# YOUR TASK
Where a record contains a picture, omit the picture and repeat the rest exactly.

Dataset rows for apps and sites

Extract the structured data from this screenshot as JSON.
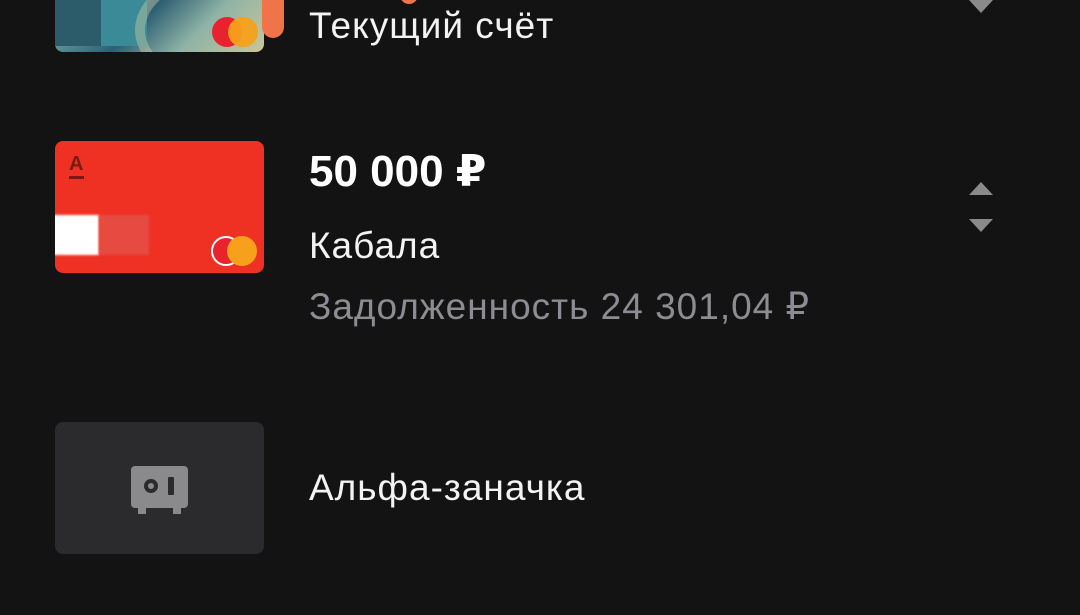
{
  "accounts": [
    {
      "name": "Текущий счёт"
    },
    {
      "amount": "50 000 ₽",
      "name": "Кабала",
      "debt": "Задолженность 24 301,04 ₽",
      "card_logo": "А"
    },
    {
      "name": "Альфа-заначка",
      "icon": "safe-icon"
    }
  ],
  "colors": {
    "background": "#131313",
    "alfa_red": "#ef3124",
    "muted_text": "#8c8c92",
    "stash_tile": "#2b2b2d"
  }
}
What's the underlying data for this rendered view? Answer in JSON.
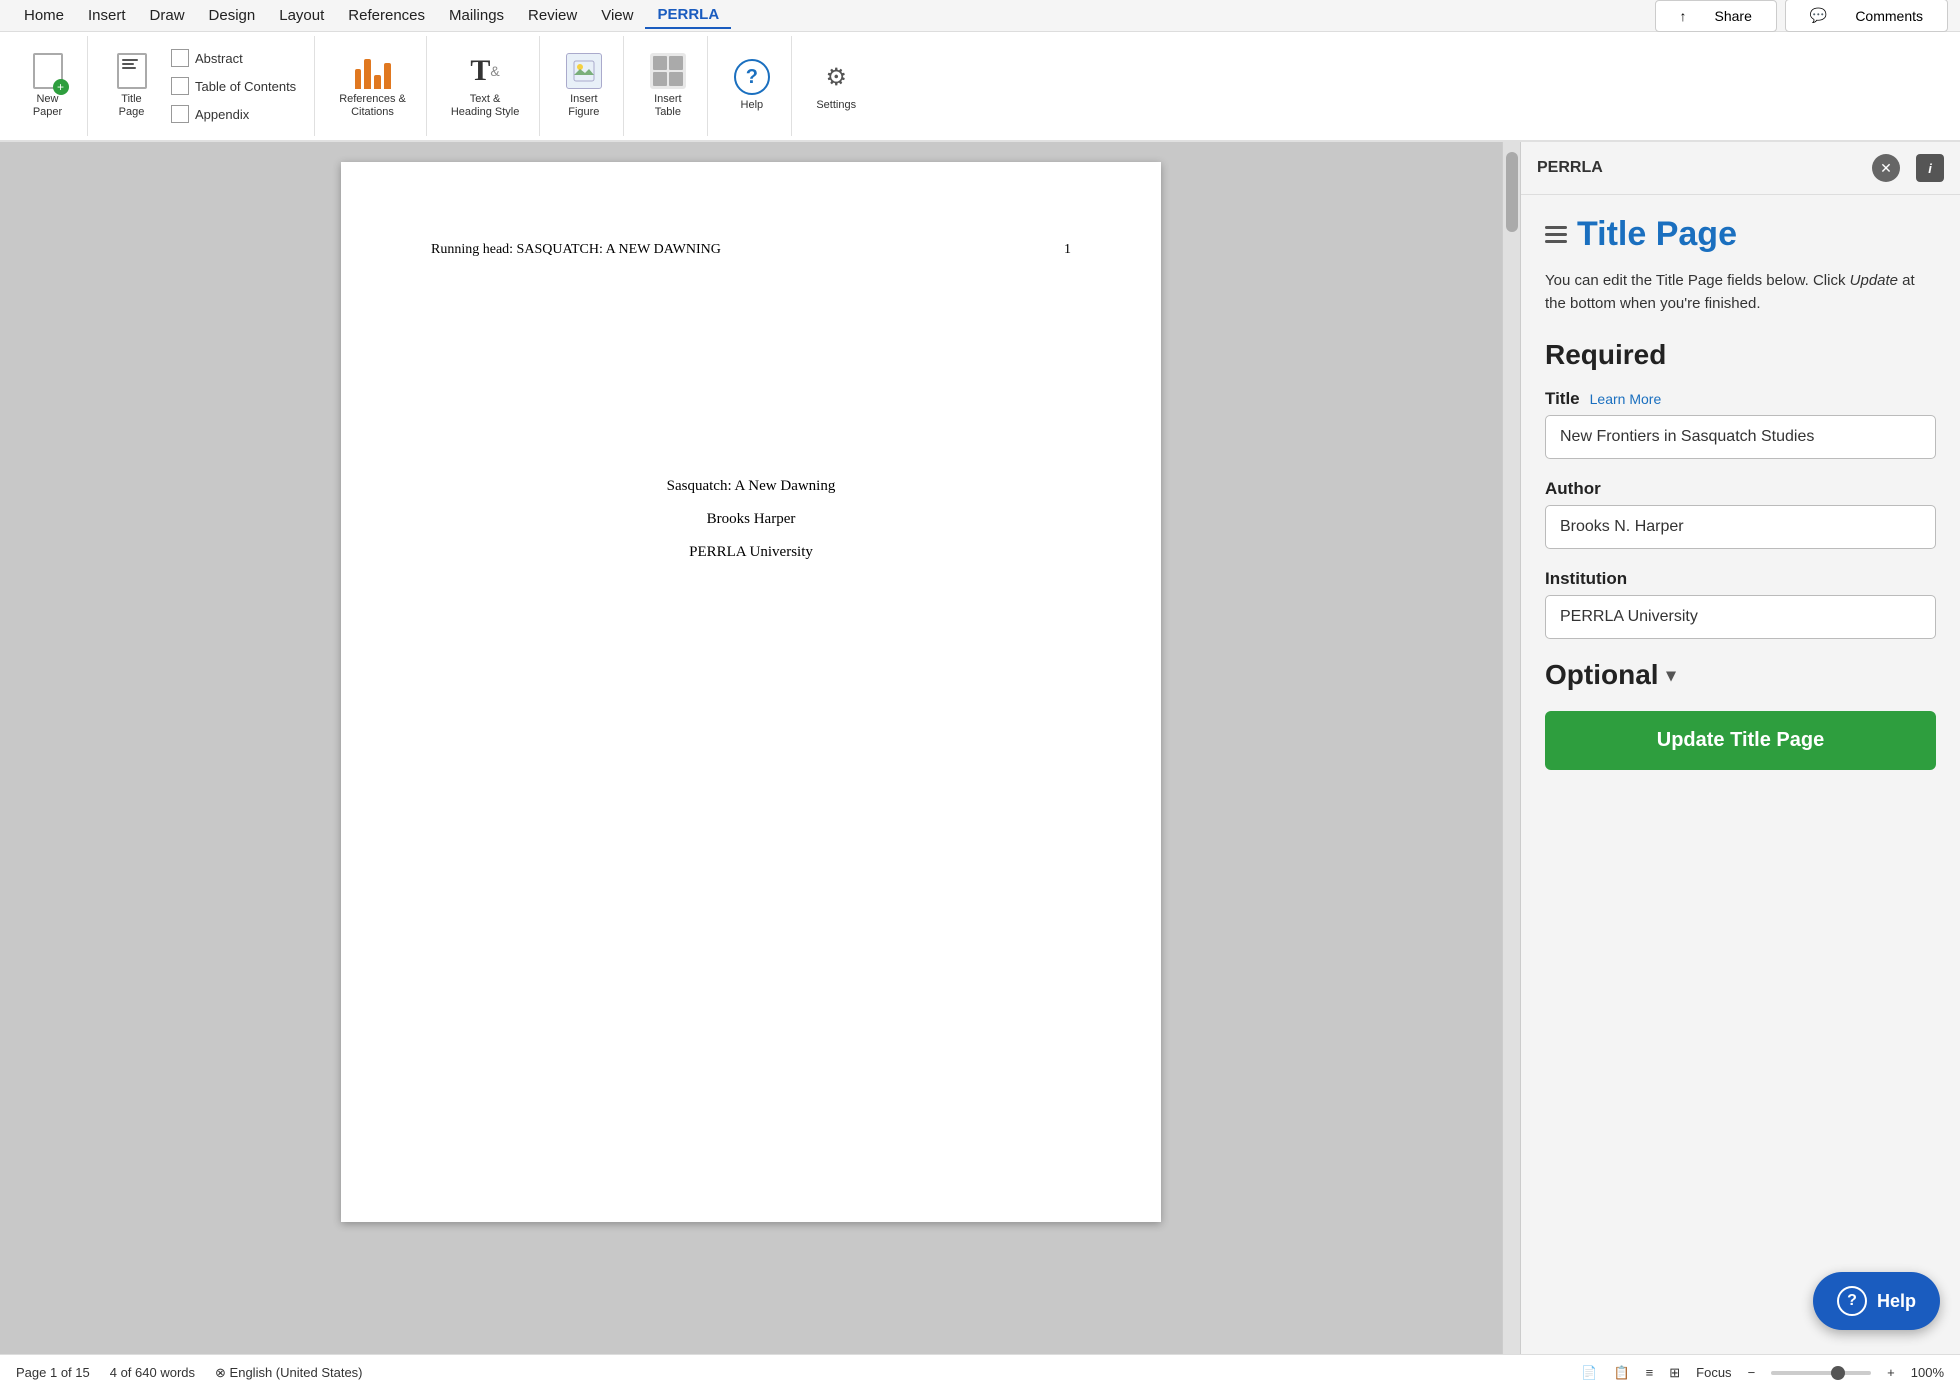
{
  "menubar": {
    "items": [
      "Home",
      "Insert",
      "Draw",
      "Design",
      "Layout",
      "References",
      "Mailings",
      "Review",
      "View",
      "PERRLA"
    ],
    "active": "PERRLA",
    "share_label": "Share",
    "comments_label": "Comments"
  },
  "ribbon": {
    "new_paper_label": "New\nPaper",
    "title_page_label": "Title\nPage",
    "abstract_label": "Abstract",
    "toc_label": "Table of Contents",
    "appendix_label": "Appendix",
    "refs_label": "References &\nCitations",
    "text_heading_label": "Text &\nHeading Style",
    "insert_figure_label": "Insert\nFigure",
    "insert_table_label": "Insert\nTable",
    "help_label": "Help",
    "settings_label": "Settings"
  },
  "document": {
    "running_head": "Running head: SASQUATCH: A NEW DAWNING",
    "page_number": "1",
    "title": "Sasquatch: A New Dawning",
    "author": "Brooks Harper",
    "institution": "PERRLA University"
  },
  "panel": {
    "header_title": "PERRLA",
    "section_title": "Title Page",
    "description_before_em": "You can edit the Title Page fields below. Click ",
    "description_em": "Update",
    "description_after_em": " at the bottom when you're finished.",
    "required_heading": "Required",
    "title_label": "Title",
    "learn_more_label": "Learn More",
    "title_value": "New Frontiers in Sasquatch Studies",
    "author_label": "Author",
    "author_value": "Brooks N. Harper",
    "institution_label": "Institution",
    "institution_value": "PERRLA University",
    "optional_label": "Optional",
    "update_btn_label": "Update Title Page",
    "help_btn_label": "Help"
  },
  "statusbar": {
    "page_info": "Page 1 of 15",
    "word_count": "4 of 640 words",
    "language": "English (United States)",
    "focus_label": "Focus",
    "zoom_level": "100%",
    "zoom_minus": "−",
    "zoom_plus": "+"
  }
}
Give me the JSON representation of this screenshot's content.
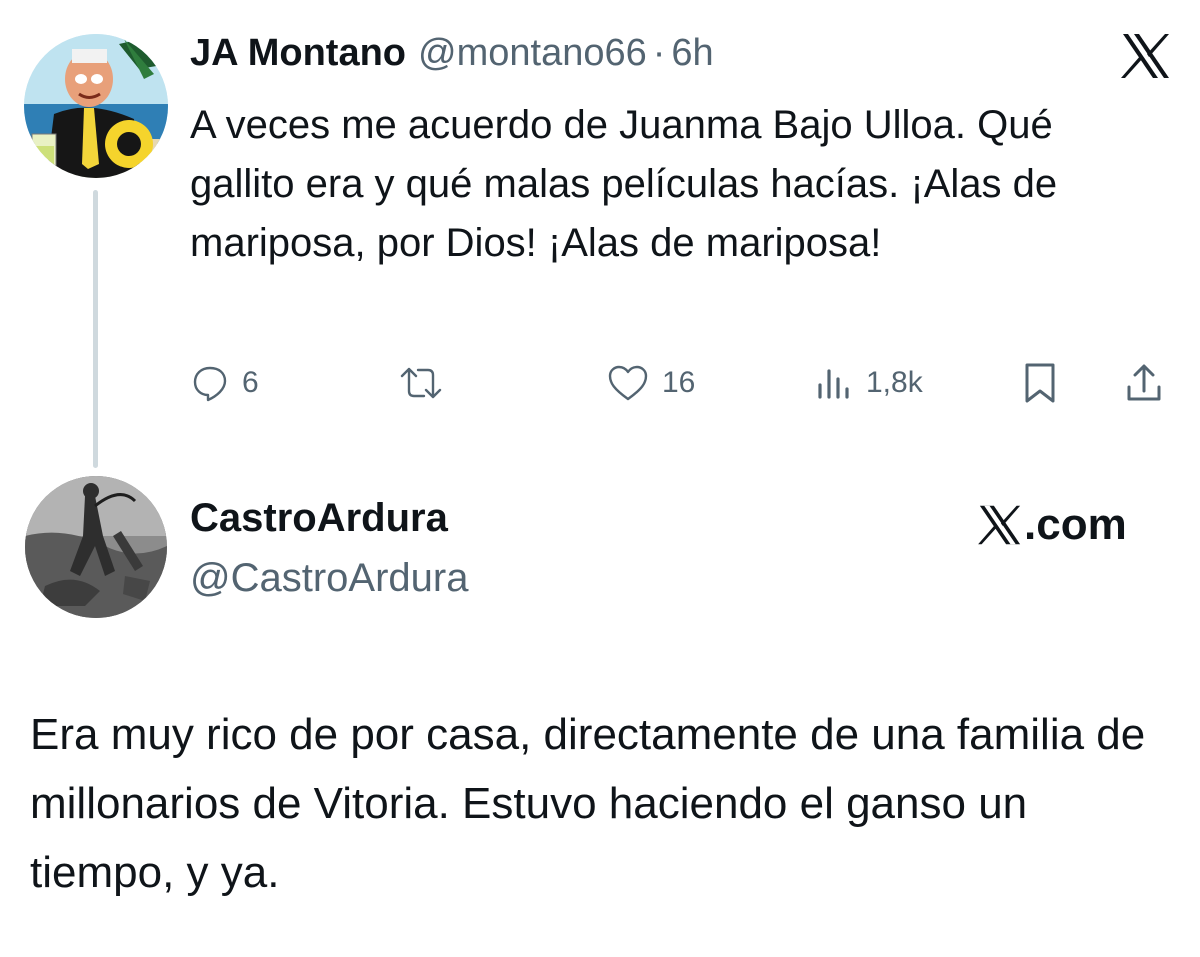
{
  "tweet": {
    "display_name": "JA Montano",
    "handle": "@montano66",
    "separator": "·",
    "time": "6h",
    "text": "A veces me acuerdo de Juanma Bajo Ulloa. Qué gallito era y qué malas películas hacías. ¡Alas de mariposa, por Dios! ¡Alas de mariposa!",
    "actions": {
      "reply_count": "6",
      "retweet_count": "",
      "like_count": "16",
      "views_count": "1,8k"
    },
    "icons": [
      "reply-icon",
      "retweet-icon",
      "like-icon",
      "views-icon",
      "bookmark-icon",
      "share-icon"
    ],
    "brand_icon": "x-logo-icon"
  },
  "quoted": {
    "display_name": "CastroArdura",
    "handle": "@CastroArdura",
    "source_label": ".com",
    "text": "Era muy rico de por casa, directamente de una familia de millonarios de Vitoria. Estuvo haciendo el ganso un tiempo, y ya."
  },
  "colors": {
    "text_primary": "#0f1419",
    "text_secondary": "#536471",
    "thread_line": "#cfd9de"
  }
}
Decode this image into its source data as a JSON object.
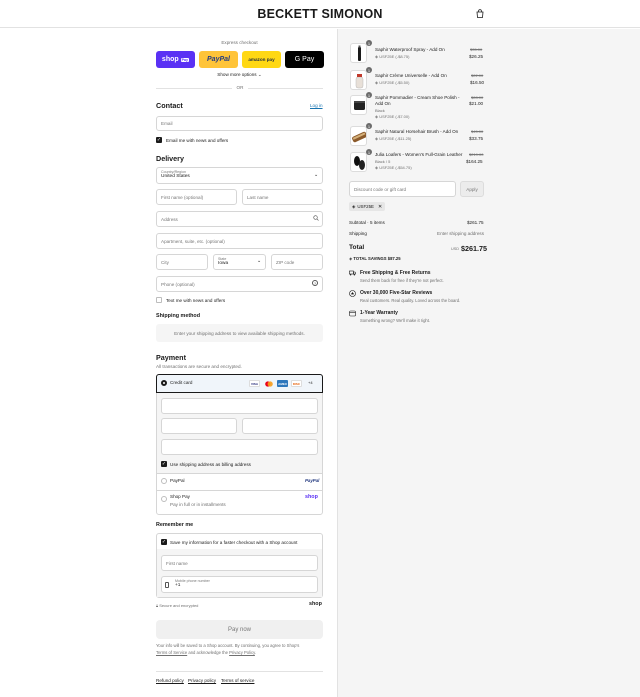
{
  "brand": "BECKETT SIMONON",
  "express": {
    "title": "Express checkout",
    "shop_pay": "shop",
    "shop_pay_badge": "Pay",
    "paypal": "PayPal",
    "amazon": "amazon pay",
    "gpay": "G Pay",
    "more": "Show more options",
    "or": "OR"
  },
  "contact": {
    "title": "Contact",
    "login": "Log in",
    "email_placeholder": "Email",
    "email_news": "Email me with news and offers"
  },
  "delivery": {
    "title": "Delivery",
    "country_label": "Country/Region",
    "country_value": "United States",
    "first_name": "First name (optional)",
    "last_name": "Last name",
    "address": "Address",
    "apartment": "Apartment, suite, etc. (optional)",
    "city": "City",
    "state_label": "State",
    "state_value": "Iowa",
    "zip": "ZIP code",
    "phone": "Phone (optional)",
    "text_news": "Text me with news and offers"
  },
  "shipping": {
    "title": "Shipping method",
    "note": "Enter your shipping address to view available shipping methods."
  },
  "payment": {
    "title": "Payment",
    "subtitle": "All transactions are secure and encrypted.",
    "credit_card": "Credit card",
    "cards": [
      "VISA",
      "MC",
      "AMEX",
      "DISC"
    ],
    "more_cards": "+4",
    "billing_same": "Use shipping address as billing address",
    "paypal": "PayPal",
    "paypal_logo": "PayPal",
    "shop_pay": "Shop Pay",
    "shop_pay_sub": "Pay in full or in installments",
    "shop_logo": "shop"
  },
  "remember": {
    "title": "Remember me",
    "save": "Save my information for a faster checkout with a Shop account",
    "first_name": "First name",
    "mobile_label": "Mobile phone number",
    "mobile_value": "+1",
    "secure": "Secure and encrypted",
    "shop_logo": "shop"
  },
  "pay_now": "Pay now",
  "legal": {
    "line1": "Your info will be saved to a Shop account. By continuing, you agree to Shop's",
    "terms": "Terms of Service",
    "and": "and acknowledge the",
    "privacy": "Privacy Policy",
    "end": "."
  },
  "footer": [
    "Refund policy",
    "Privacy policy",
    "Terms of service"
  ],
  "cart": {
    "items": [
      {
        "qty": "1",
        "name": "Saphir Waterproof Spray - Add On",
        "sub": "",
        "discount": "USF25E (-$8.75)",
        "old": "$35.00",
        "price": "$26.25"
      },
      {
        "qty": "1",
        "name": "Saphir Crème Universelle - Add On",
        "sub": "",
        "discount": "USF25E (-$5.50)",
        "old": "$22.00",
        "price": "$16.50"
      },
      {
        "qty": "1",
        "name": "Saphir Pommadier - Cream Shoe Polish - Add On",
        "sub": "Black",
        "discount": "USF25E (-$7.00)",
        "old": "$28.00",
        "price": "$21.00"
      },
      {
        "qty": "1",
        "name": "Saphir Natural Horsehair Brush - Add On",
        "sub": "",
        "discount": "USF25E (-$11.25)",
        "old": "$45.00",
        "price": "$33.75"
      },
      {
        "qty": "1",
        "name": "Julia Loafers - Women's Full-Grain Leather",
        "sub": "Black / 5",
        "discount": "USF25E (-$54.75)",
        "old": "$219.00",
        "price": "$164.25"
      }
    ],
    "discount_placeholder": "Discount code or gift card",
    "apply": "Apply",
    "code": "USF25E",
    "subtotal_label": "Subtotal · 5 items",
    "subtotal": "$261.75",
    "shipping_label": "Shipping",
    "shipping_value": "Enter shipping address",
    "total_label": "Total",
    "currency": "USD",
    "total": "$261.75",
    "savings": "TOTAL SAVINGS  $87.25"
  },
  "perks": [
    {
      "icon": "truck-icon",
      "title": "Free Shipping & Free Returns",
      "sub": "Send them back for free if they're not perfect."
    },
    {
      "icon": "star-badge-icon",
      "title": "Over 30,000 Five-Star Reviews",
      "sub": "Real customers. Real quality. Loved across the board."
    },
    {
      "icon": "shield-icon",
      "title": "1-Year Warranty",
      "sub": "Something wrong? We'll make it right."
    }
  ],
  "colors": {
    "shop_pay": "#5a31f4",
    "paypal": "#ffc439",
    "amazon": "#ffd814",
    "gpay": "#000000",
    "accent": "#1773b0"
  }
}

# SOLVED PROBLEM
Extract the structured data from this screenshot as JSON.
{
  "accounts": [
    {
      "name": "Текущий счёт"
    },
    {
      "amount": "50 000 ₽",
      "name": "Кабала",
      "debt": "Задолженность 24 301,04 ₽",
      "card_logo": "А"
    },
    {
      "name": "Альфа-заначка",
      "icon": "safe-icon"
    }
  ],
  "colors": {
    "background": "#131313",
    "alfa_red": "#ef3124",
    "muted_text": "#8c8c92",
    "stash_tile": "#2b2b2d"
  }
}
What's the underlying data for this rendered view? Answer in JSON.
{
  "menubar": {
    "items": [
      "Home",
      "Insert",
      "Draw",
      "Design",
      "Layout",
      "References",
      "Mailings",
      "Review",
      "View",
      "PERRLA"
    ],
    "active": "PERRLA",
    "share_label": "Share",
    "comments_label": "Comments"
  },
  "ribbon": {
    "new_paper_label": "New\nPaper",
    "title_page_label": "Title\nPage",
    "abstract_label": "Abstract",
    "toc_label": "Table of Contents",
    "appendix_label": "Appendix",
    "refs_label": "References &\nCitations",
    "text_heading_label": "Text &\nHeading Style",
    "insert_figure_label": "Insert\nFigure",
    "insert_table_label": "Insert\nTable",
    "help_label": "Help",
    "settings_label": "Settings"
  },
  "document": {
    "running_head": "Running head: SASQUATCH: A NEW DAWNING",
    "page_number": "1",
    "title": "Sasquatch: A New Dawning",
    "author": "Brooks Harper",
    "institution": "PERRLA University"
  },
  "panel": {
    "header_title": "PERRLA",
    "section_title": "Title Page",
    "description_before_em": "You can edit the Title Page fields below. Click ",
    "description_em": "Update",
    "description_after_em": " at the bottom when you're finished.",
    "required_heading": "Required",
    "title_label": "Title",
    "learn_more_label": "Learn More",
    "title_value": "New Frontiers in Sasquatch Studies",
    "author_label": "Author",
    "author_value": "Brooks N. Harper",
    "institution_label": "Institution",
    "institution_value": "PERRLA University",
    "optional_label": "Optional",
    "update_btn_label": "Update Title Page",
    "help_btn_label": "Help"
  },
  "statusbar": {
    "page_info": "Page 1 of 15",
    "word_count": "4 of 640 words",
    "language": "English (United States)",
    "focus_label": "Focus",
    "zoom_level": "100%",
    "zoom_minus": "−",
    "zoom_plus": "+"
  }
}
Give me the JSON representation of this screenshot's content.
{
  "tweet": {
    "display_name": "JA Montano",
    "handle": "@montano66",
    "separator": "·",
    "time": "6h",
    "text": "A veces me acuerdo de Juanma Bajo Ulloa. Qué gallito era y qué malas películas hacías. ¡Alas de mariposa, por Dios! ¡Alas de mariposa!",
    "actions": {
      "reply_count": "6",
      "retweet_count": "",
      "like_count": "16",
      "views_count": "1,8k"
    },
    "icons": [
      "reply-icon",
      "retweet-icon",
      "like-icon",
      "views-icon",
      "bookmark-icon",
      "share-icon"
    ],
    "brand_icon": "x-logo-icon"
  },
  "quoted": {
    "display_name": "CastroArdura",
    "handle": "@CastroArdura",
    "source_label": ".com",
    "text": "Era muy rico de por casa, directamente de una familia de millonarios de Vitoria. Estuvo haciendo el ganso un tiempo, y ya."
  },
  "colors": {
    "text_primary": "#0f1419",
    "text_secondary": "#536471",
    "thread_line": "#cfd9de"
  }
}
Decode this image into its source data as a JSON object.
{
  "brand": "BECKETT SIMONON",
  "express": {
    "title": "Express checkout",
    "shop_pay": "shop",
    "shop_pay_badge": "Pay",
    "paypal": "PayPal",
    "amazon": "amazon pay",
    "gpay": "G Pay",
    "more": "Show more options",
    "or": "OR"
  },
  "contact": {
    "title": "Contact",
    "login": "Log in",
    "email_placeholder": "Email",
    "email_news": "Email me with news and offers"
  },
  "delivery": {
    "title": "Delivery",
    "country_label": "Country/Region",
    "country_value": "United States",
    "first_name": "First name (optional)",
    "last_name": "Last name",
    "address": "Address",
    "apartment": "Apartment, suite, etc. (optional)",
    "city": "City",
    "state_label": "State",
    "state_value": "Iowa",
    "zip": "ZIP code",
    "phone": "Phone (optional)",
    "text_news": "Text me with news and offers"
  },
  "shipping": {
    "title": "Shipping method",
    "note": "Enter your shipping address to view available shipping methods."
  },
  "payment": {
    "title": "Payment",
    "subtitle": "All transactions are secure and encrypted.",
    "credit_card": "Credit card",
    "cards": [
      "VISA",
      "MC",
      "AMEX",
      "DISC"
    ],
    "more_cards": "+4",
    "billing_same": "Use shipping address as billing address",
    "paypal": "PayPal",
    "paypal_logo": "PayPal",
    "shop_pay": "Shop Pay",
    "shop_pay_sub": "Pay in full or in installments",
    "shop_logo": "shop"
  },
  "remember": {
    "title": "Remember me",
    "save": "Save my information for a faster checkout with a Shop account",
    "first_name": "First name",
    "mobile_label": "Mobile phone number",
    "mobile_value": "+1",
    "secure": "Secure and encrypted",
    "shop_logo": "shop"
  },
  "pay_now": "Pay now",
  "legal": {
    "line1": "Your info will be saved to a Shop account. By continuing, you agree to Shop's",
    "terms": "Terms of Service",
    "and": "and acknowledge the",
    "privacy": "Privacy Policy",
    "end": "."
  },
  "footer": [
    "Refund policy",
    "Privacy policy",
    "Terms of service"
  ],
  "cart": {
    "items": [
      {
        "qty": "1",
        "name": "Saphir Waterproof Spray - Add On",
        "sub": "",
        "discount": "USF25E (-$8.75)",
        "old": "$35.00",
        "price": "$26.25"
      },
      {
        "qty": "1",
        "name": "Saphir Crème Universelle - Add On",
        "sub": "",
        "discount": "USF25E (-$5.50)",
        "old": "$22.00",
        "price": "$16.50"
      },
      {
        "qty": "1",
        "name": "Saphir Pommadier - Cream Shoe Polish - Add On",
        "sub": "Black",
        "discount": "USF25E (-$7.00)",
        "old": "$28.00",
        "price": "$21.00"
      },
      {
        "qty": "1",
        "name": "Saphir Natural Horsehair Brush - Add On",
        "sub": "",
        "discount": "USF25E (-$11.25)",
        "old": "$45.00",
        "price": "$33.75"
      },
      {
        "qty": "1",
        "name": "Julia Loafers - Women's Full-Grain Leather",
        "sub": "Black / 5",
        "discount": "USF25E (-$54.75)",
        "old": "$219.00",
        "price": "$164.25"
      }
    ],
    "discount_placeholder": "Discount code or gift card",
    "apply": "Apply",
    "code": "USF25E",
    "subtotal_label": "Subtotal · 5 items",
    "subtotal": "$261.75",
    "shipping_label": "Shipping",
    "shipping_value": "Enter shipping address",
    "total_label": "Total",
    "currency": "USD",
    "total": "$261.75",
    "savings": "TOTAL SAVINGS  $87.25"
  },
  "perks": [
    {
      "icon": "truck-icon",
      "title": "Free Shipping & Free Returns",
      "sub": "Send them back for free if they're not perfect."
    },
    {
      "icon": "star-badge-icon",
      "title": "Over 30,000 Five-Star Reviews",
      "sub": "Real customers. Real quality. Loved across the board."
    },
    {
      "icon": "shield-icon",
      "title": "1-Year Warranty",
      "sub": "Something wrong? We'll make it right."
    }
  ],
  "colors": {
    "shop_pay": "#5a31f4",
    "paypal": "#ffc439",
    "amazon": "#ffd814",
    "gpay": "#000000",
    "accent": "#1773b0"
  }
}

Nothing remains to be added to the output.